### The task
Set down all the data again. Change nothing.

══ Record extracts

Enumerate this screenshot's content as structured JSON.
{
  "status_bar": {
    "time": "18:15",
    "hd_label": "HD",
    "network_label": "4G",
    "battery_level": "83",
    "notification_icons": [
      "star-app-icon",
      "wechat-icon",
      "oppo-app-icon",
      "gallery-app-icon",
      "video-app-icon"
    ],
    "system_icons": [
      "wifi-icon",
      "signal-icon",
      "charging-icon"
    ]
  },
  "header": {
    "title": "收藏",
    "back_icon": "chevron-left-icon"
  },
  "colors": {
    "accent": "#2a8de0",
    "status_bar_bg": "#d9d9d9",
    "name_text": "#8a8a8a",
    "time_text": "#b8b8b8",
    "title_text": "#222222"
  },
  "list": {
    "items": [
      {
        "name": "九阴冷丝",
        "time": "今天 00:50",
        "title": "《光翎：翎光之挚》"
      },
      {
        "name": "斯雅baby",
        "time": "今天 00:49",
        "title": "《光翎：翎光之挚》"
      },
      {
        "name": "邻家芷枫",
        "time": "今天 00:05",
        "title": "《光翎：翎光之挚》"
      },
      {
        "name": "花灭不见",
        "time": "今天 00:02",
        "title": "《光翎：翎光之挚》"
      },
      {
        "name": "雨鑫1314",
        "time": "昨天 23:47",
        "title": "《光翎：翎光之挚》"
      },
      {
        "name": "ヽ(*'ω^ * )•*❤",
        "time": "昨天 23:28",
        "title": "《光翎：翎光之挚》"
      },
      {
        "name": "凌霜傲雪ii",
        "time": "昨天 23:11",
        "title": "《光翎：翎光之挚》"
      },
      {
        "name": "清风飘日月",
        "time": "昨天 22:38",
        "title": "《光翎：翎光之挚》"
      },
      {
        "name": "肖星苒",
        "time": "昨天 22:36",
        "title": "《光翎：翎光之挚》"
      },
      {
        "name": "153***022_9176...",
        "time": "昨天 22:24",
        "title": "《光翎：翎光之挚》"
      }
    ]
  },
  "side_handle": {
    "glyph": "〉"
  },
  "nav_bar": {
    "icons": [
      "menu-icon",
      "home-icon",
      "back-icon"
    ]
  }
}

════

### Output of the exercise
Enumerate this screenshot's content as structured JSON.
{
  "status_bar": {
    "time": "18:15",
    "hd_label": "HD",
    "network_label": "4G",
    "battery_level": "83",
    "notification_icons": [
      "star-app-icon",
      "wechat-icon",
      "oppo-app-icon",
      "gallery-app-icon",
      "video-app-icon"
    ],
    "system_icons": [
      "wifi-icon",
      "signal-icon",
      "charging-icon"
    ]
  },
  "header": {
    "title": "收藏",
    "back_icon": "chevron-left-icon"
  },
  "colors": {
    "accent": "#2a8de0",
    "status_bar_bg": "#d9d9d9",
    "name_text": "#8a8a8a",
    "time_text": "#b8b8b8",
    "title_text": "#222222"
  },
  "list": {
    "items": [
      {
        "name": "九阴冷丝",
        "time": "今天 00:50",
        "title": "《光翎：翎光之挚》"
      },
      {
        "name": "斯雅baby",
        "time": "今天 00:49",
        "title": "《光翎：翎光之挚》"
      },
      {
        "name": "邻家芷枫",
        "time": "今天 00:05",
        "title": "《光翎：翎光之挚》"
      },
      {
        "name": "花灭不见",
        "time": "今天 00:02",
        "title": "《光翎：翎光之挚》"
      },
      {
        "name": "雨鑫1314",
        "time": "昨天 23:47",
        "title": "《光翎：翎光之挚》"
      },
      {
        "name": "ヽ(*'ω^ * )•*❤",
        "time": "昨天 23:28",
        "title": "《光翎：翎光之挚》"
      },
      {
        "name": "凌霜傲雪ii",
        "time": "昨天 23:11",
        "title": "《光翎：翎光之挚》"
      },
      {
        "name": "清风飘日月",
        "time": "昨天 22:38",
        "title": "《光翎：翎光之挚》"
      },
      {
        "name": "肖星苒",
        "time": "昨天 22:36",
        "title": "《光翎：翎光之挚》"
      },
      {
        "name": "153***022_9176...",
        "time": "昨天 22:24",
        "title": "《光翎：翎光之挚》"
      }
    ]
  },
  "side_handle": {
    "glyph": "〉"
  },
  "nav_bar": {
    "icons": [
      "menu-icon",
      "home-icon",
      "back-icon"
    ]
  }
}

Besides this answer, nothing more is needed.